Problem details: Give the entries again exactly; drop the pictures.

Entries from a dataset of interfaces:
□ □ □ □ □

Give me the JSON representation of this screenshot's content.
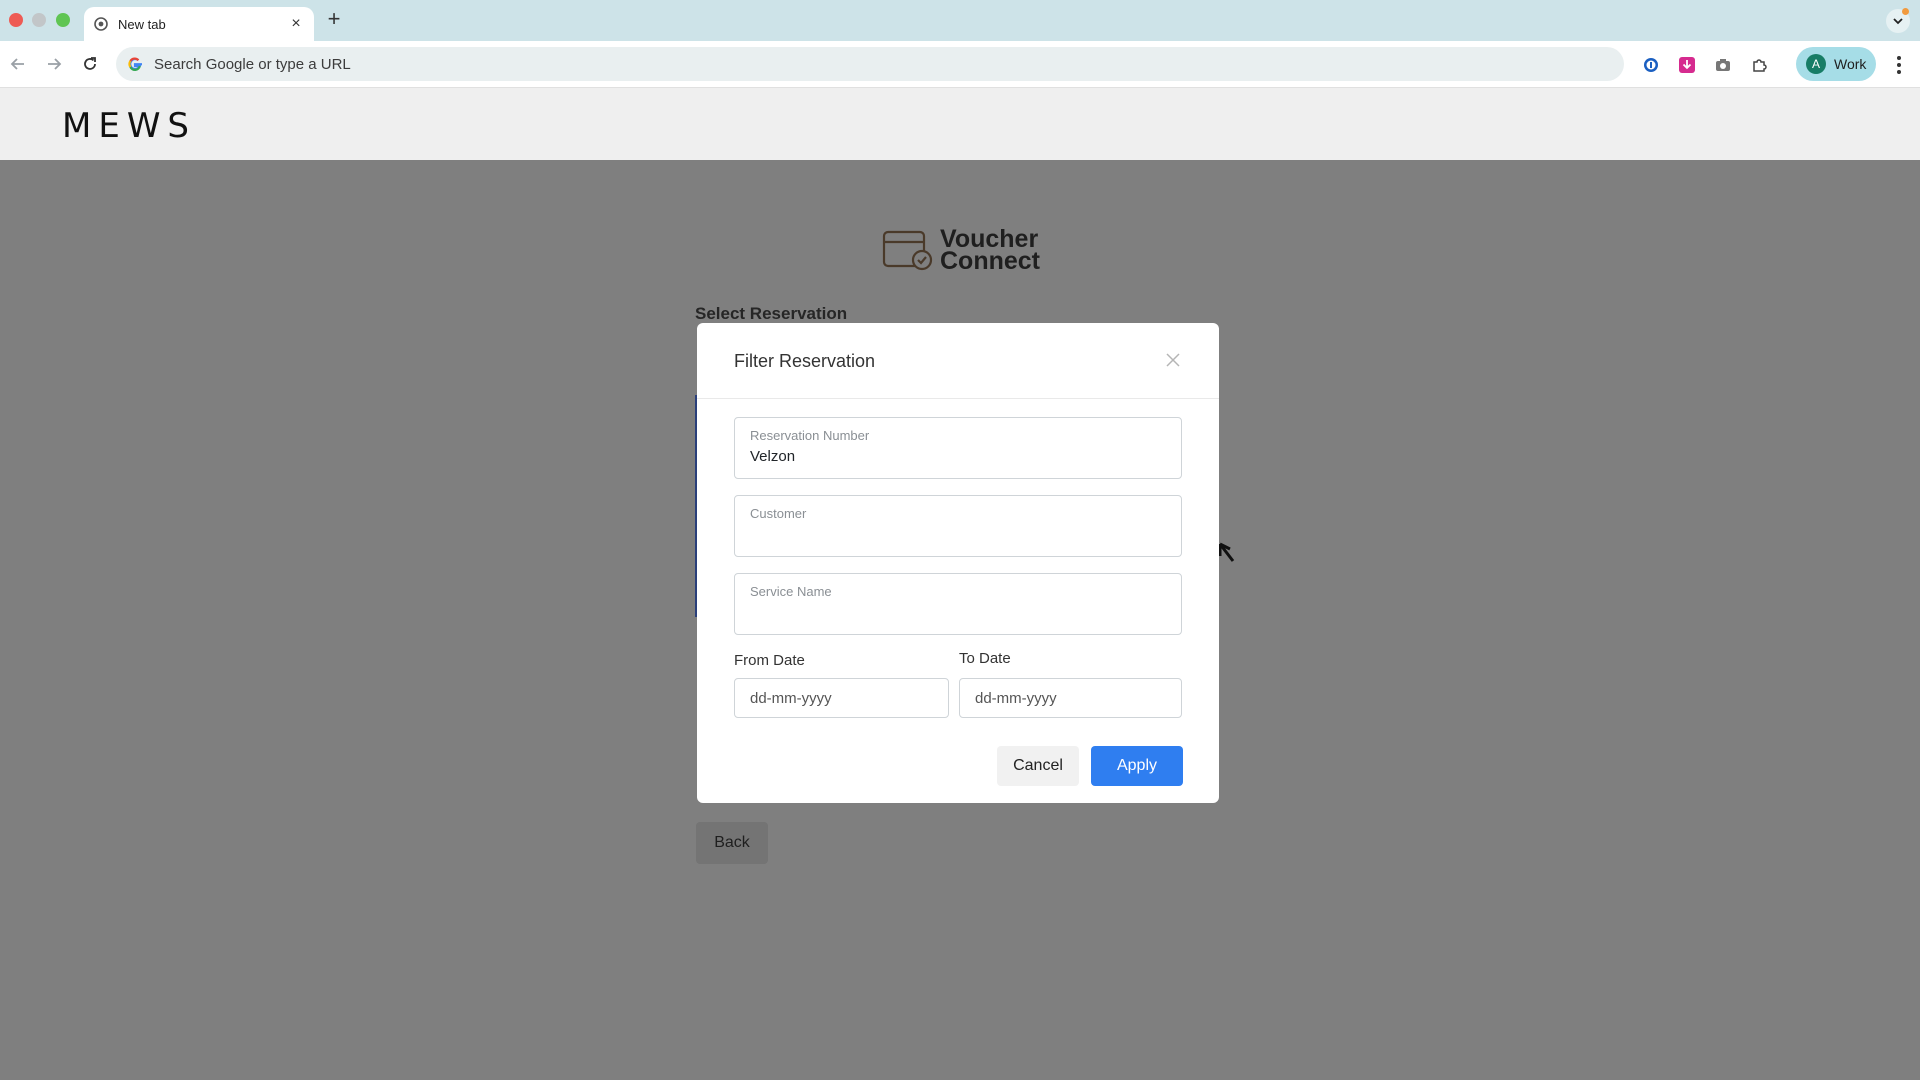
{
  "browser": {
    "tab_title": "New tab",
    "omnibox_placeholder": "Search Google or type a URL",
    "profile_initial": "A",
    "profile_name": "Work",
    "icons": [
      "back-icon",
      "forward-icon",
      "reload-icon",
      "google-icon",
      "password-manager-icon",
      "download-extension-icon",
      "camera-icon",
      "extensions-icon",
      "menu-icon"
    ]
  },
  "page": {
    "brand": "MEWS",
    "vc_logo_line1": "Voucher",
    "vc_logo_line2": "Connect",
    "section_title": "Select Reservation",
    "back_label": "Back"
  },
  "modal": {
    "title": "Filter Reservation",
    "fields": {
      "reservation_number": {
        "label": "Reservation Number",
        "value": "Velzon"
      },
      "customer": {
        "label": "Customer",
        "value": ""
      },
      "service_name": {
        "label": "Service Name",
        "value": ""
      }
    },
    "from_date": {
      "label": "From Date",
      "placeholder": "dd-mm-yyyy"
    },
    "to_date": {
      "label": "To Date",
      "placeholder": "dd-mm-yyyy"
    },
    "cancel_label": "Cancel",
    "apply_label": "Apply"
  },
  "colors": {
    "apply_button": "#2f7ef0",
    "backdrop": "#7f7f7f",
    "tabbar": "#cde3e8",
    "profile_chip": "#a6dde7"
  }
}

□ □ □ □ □

Result:
Give me the JSON representation of this screenshot's content.
{
  "browser": {
    "tab_title": "New tab",
    "omnibox_placeholder": "Search Google or type a URL",
    "profile_initial": "A",
    "profile_name": "Work",
    "icons": [
      "back-icon",
      "forward-icon",
      "reload-icon",
      "google-icon",
      "password-manager-icon",
      "download-extension-icon",
      "camera-icon",
      "extensions-icon",
      "menu-icon"
    ]
  },
  "page": {
    "brand": "MEWS",
    "vc_logo_line1": "Voucher",
    "vc_logo_line2": "Connect",
    "section_title": "Select Reservation",
    "back_label": "Back"
  },
  "modal": {
    "title": "Filter Reservation",
    "fields": {
      "reservation_number": {
        "label": "Reservation Number",
        "value": "Velzon"
      },
      "customer": {
        "label": "Customer",
        "value": ""
      },
      "service_name": {
        "label": "Service Name",
        "value": ""
      }
    },
    "from_date": {
      "label": "From Date",
      "placeholder": "dd-mm-yyyy"
    },
    "to_date": {
      "label": "To Date",
      "placeholder": "dd-mm-yyyy"
    },
    "cancel_label": "Cancel",
    "apply_label": "Apply"
  },
  "colors": {
    "apply_button": "#2f7ef0",
    "backdrop": "#7f7f7f",
    "tabbar": "#cde3e8",
    "profile_chip": "#a6dde7"
  }
}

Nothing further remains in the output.